When operators of Oroville Dam suddenly ordered evacuations on Sunday, it focused a big spotlight on a crucial piece of California’s flood-control infrastructure – spillways. … Some of these dams are getting upgrades, albeit slowly.
California’s recovery from drought has been so remarkably quick that reservoirs on the verge of record lows just a year ago are now too full to handle more rain, prompting dam operators across the state to unleash surpluses of water not seen in years.
The Bureau of Reclamation is scheduled to incrementally increase releases below Nimbus Dam from 15,000 cubic feet per second to 30,000 cfs by 4 p.m. Feb. 6, to manage Sierra runoff. If inflows continue to increase or start to decrease, operational adjustments will be made as necessary and may occur on short notice. Folsom Reservoir, located 26 miles northeast of Sacramento, provides water for people, fish and wildlife, hydropower, and environmental and salinity-control requirements in the Bay-Delta.
The Bureau of Reclamation is scheduled to incrementally increase releases below Keswick Dam from 26,000 cubic feet per second to 36,000 cfs by 1 p.m. Feb. 6. The increased releases are necessary to meet flood space regulatory requirements within Shasta Reservoir. … Shasta Reservoir, located 10 miles north of Redding, provides water for people, fish and wildlife, hydropower, and environmental and salinity-control requirements in the Bay-Delta.
The Bureau of Reclamation and the California Department of Water Resources have scheduled a negotiation session with seven Cross Valley Contractors on long-term conveyance contracts for the delivery of federal Central Valley Project water conveyed through state-owned facilities.
The U.S. Fish and Wildlife Service and the Bureau of Reclamation will hold a public Open House on Thursday, July 31, 2014, to present and solicit comments on the Central Valley Project Improvement Act Annual Work Plans for Fiscal Year 2015.

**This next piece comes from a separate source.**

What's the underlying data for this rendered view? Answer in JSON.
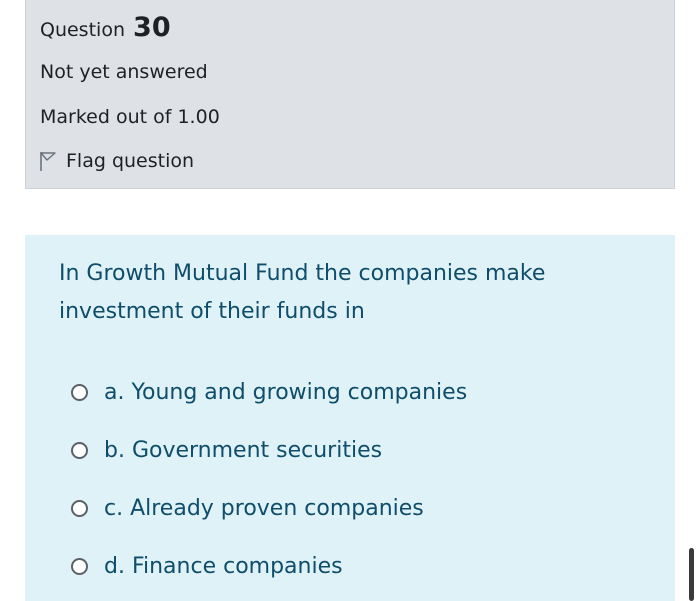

For the first time in the more than half a century that the federal government had been diverting Sierra Nevada water to farmers, there would be no deliveries to most Central Valley irrigation districts. In the third year of drought, there wasn’t enough water to go around.
Late-hour motorists on Interstate 5 should expect long delays between Cottage Grove and Sutherlin tonight while an oversize load carrying a massive [Folsom] dam gate is transported through the area, the state Department of Transportation said Tuesday. …
“The Bureau of Reclamation has scheduled a meeting to update the public on the current status of the ongoing Cost Allocation Study for the Central Valley Project. The focus of the meeting will be to discuss the methodology on calculating the economic benefits for irrigation and municipal and industrial water supply.”
From the California Department of Water Resources (DWR):
“Located next to San Luis Reservoir along Highway 152 in Merced County, the [Romero Visitors] center features exhibits of the area’s history, dam construction and State Water Project construction and operations.”